This rhymed with Lasch’s own critique of the 20th century as an era in which the technological domination of nature was now redounding on humanity itself — which had become, in the hands of doctors, psychiatrists, marketers and bureaucrats, a manipulable object. Through the critique of technology — and what, in the jargon of that period, was sometimes called the “technostructure” of government by unelected experts — the party of Narcissus, like Lasch himself, expressed its hopes for a new, more humane form of society oriented towards harmony rather than progress.
It is perhaps on the political Right that such ideas are most forcefully expressed today. Lasch emphasised that his new typology superseded the political binary, but fantasies of simple agrarian living, unprocessed food, and escape from modern technology now strike many as “conservative”. But whether its politics are coded as “Left” or “Right”, Lasch warned that the “party of Narcissus” aims at an impossible ideal. Seduced by the image of a self free from the contradictions of post-modernity, it is drawn into a retrograde fantasy politics.
What we need, Lasch insisted in the conclusion to Minimal Self, is not a doubling down on outmoded moral strictures, nor the shoring up of our brittle, anxious egos — nor, for all its desirability, the pursuit of a self wholly integrated in a post-technological society at peace with nature. Rather, we need to develop the psychic strength to bear the tensions of post-modernity: the searing gap between what we desire and what we can accomplish at present. The kind of person capable of political action in this environment is someone who can endure, without illusion, the growing desert — and looks beyond superannuated political identities for friends with whom he might find a way out.

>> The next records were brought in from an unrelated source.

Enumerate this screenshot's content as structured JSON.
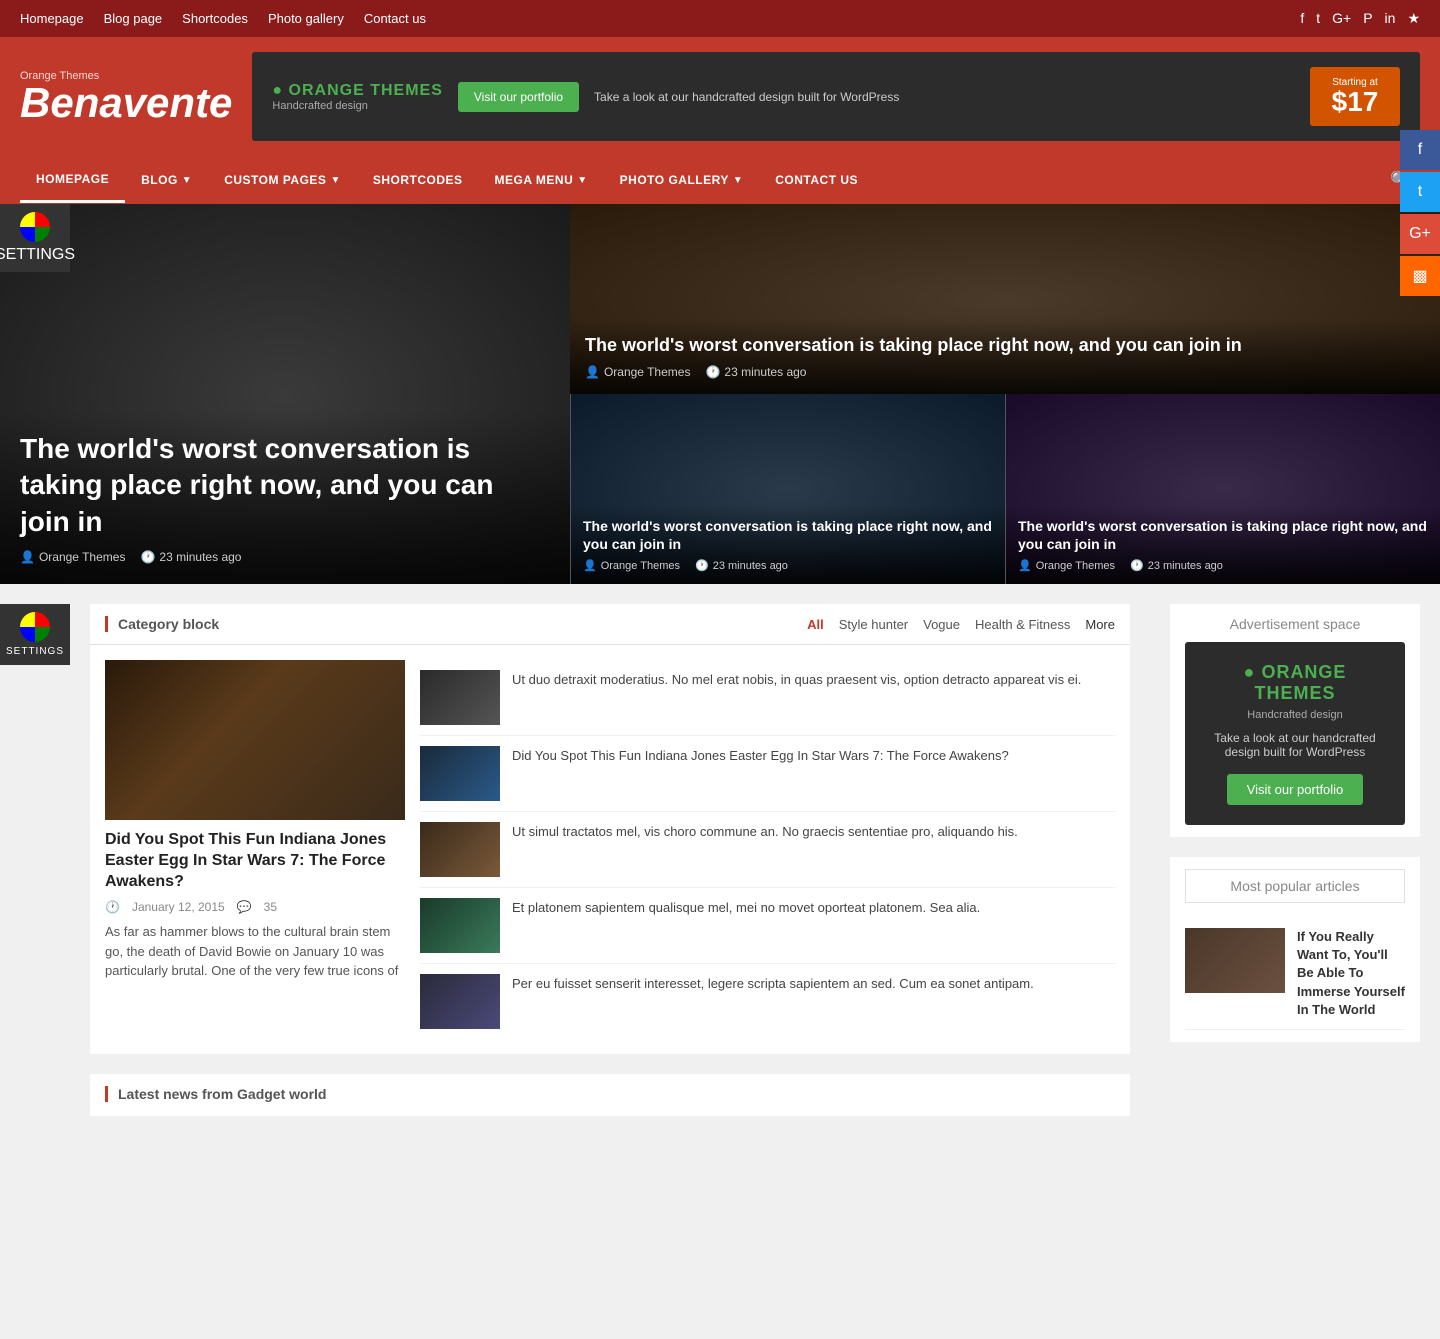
{
  "topNav": {
    "links": [
      "Homepage",
      "Blog page",
      "Shortcodes",
      "Photo gallery",
      "Contact us"
    ],
    "icons": [
      "f",
      "t",
      "g+",
      "p",
      "in",
      "rss"
    ]
  },
  "header": {
    "logoSubtitle": "Orange Themes",
    "logoTitle": "Benavente",
    "banner": {
      "logoTitle": "ORANGE THEMES",
      "logoSubtitle": "Handcrafted design",
      "buttonText": "Visit our portfolio",
      "description": "Take a look at our handcrafted design built for WordPress",
      "priceLabel": "Starting at",
      "priceValue": "$17"
    }
  },
  "mainNav": {
    "items": [
      {
        "label": "HOMEPAGE",
        "active": true
      },
      {
        "label": "BLOG",
        "hasDropdown": true
      },
      {
        "label": "CUSTOM PAGES",
        "hasDropdown": true
      },
      {
        "label": "SHORTCODES"
      },
      {
        "label": "MEGA MENU",
        "hasDropdown": true
      },
      {
        "label": "PHOTO GALLERY",
        "hasDropdown": true
      },
      {
        "label": "CONTACT US"
      }
    ]
  },
  "hero": {
    "mainArticle": {
      "title": "The world's worst conversation is taking place right now, and you can join in",
      "author": "Orange Themes",
      "time": "23 minutes ago"
    },
    "topArticle": {
      "title": "The world's worst conversation is taking place right now, and you can join in",
      "author": "Orange Themes",
      "time": "23 minutes ago"
    },
    "bottomArticles": [
      {
        "title": "The world's worst conversation is taking place right now, and you can join in",
        "author": "Orange Themes",
        "time": "23 minutes ago"
      },
      {
        "title": "The world's worst conversation is taking place right now, and you can join in",
        "author": "Orange Themes",
        "time": "23 minutes ago"
      }
    ]
  },
  "settings": {
    "label": "SETTINGS"
  },
  "categoryBlock": {
    "title": "Category block",
    "tabs": {
      "all": "All",
      "styleHunter": "Style hunter",
      "vogue": "Vogue",
      "healthFitness": "Health & Fitness",
      "more": "More"
    },
    "featuredArticle": {
      "title": "Did You Spot This Fun Indiana Jones Easter Egg In Star Wars 7: The Force Awakens?",
      "date": "January 12, 2015",
      "comments": "35",
      "excerpt": "As far as hammer blows to the cultural brain stem go, the death of David Bowie on January 10 was particularly brutal. One of the very few true icons of"
    },
    "articleList": [
      {
        "text": "Ut duo detraxit moderatius. No mel erat nobis, in quas praesent vis, option detracto appareat vis ei.",
        "thumbClass": "thumb-car"
      },
      {
        "text": "Did You Spot This Fun Indiana Jones Easter Egg In Star Wars 7: The Force Awakens?",
        "thumbClass": "thumb-game"
      },
      {
        "text": "Ut simul tractatos mel, vis choro commune an. No graecis sententiae pro, aliquando his.",
        "thumbClass": "thumb-hands"
      },
      {
        "text": "Et platonem sapientem qualisque mel, mei no movet oporteat platonem. Sea alia.",
        "thumbClass": "thumb-tablet"
      },
      {
        "text": "Per eu fuisset senserit interesset, legere scripta sapientem an sed. Cum ea sonet antipam.",
        "thumbClass": "thumb-drone"
      }
    ]
  },
  "latestNews": {
    "title": "Latest news from Gadget world"
  },
  "sidebar": {
    "adSpace": {
      "title": "Advertisement space",
      "banner": {
        "logoTitle": "ORANGE THEMES",
        "logoSubtitle": "Handcrafted design",
        "description": "Take a look at our handcrafted design built for WordPress",
        "buttonText": "Visit our portfolio"
      }
    },
    "mostPopular": {
      "title": "Most popular articles",
      "items": [
        {
          "title": "If You Really Want To, You'll Be Able To Immerse Yourself In The World",
          "thumbClass": "thumb-moto"
        }
      ]
    }
  },
  "social": {
    "buttons": [
      "f",
      "t",
      "g+",
      "rss"
    ]
  }
}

The education of such individuals was in fact Rieff’s own project, as articulated in Fellow Teachers. It remains the task of some critical theorists on the Left, such as Benjamin Fong, who calls in his Death and Mastery (2016) for a pedagogical “politics that makes politics possible”. If we look past the dead-end of populism, we can see the road Lasch did not follow after Minimal Self — the search for a new kind of meta-politics aimed at the restoration of the psychological resources necessary for normal life. That search, one presumes, will bring us into company with strange fellow travellers and teachers.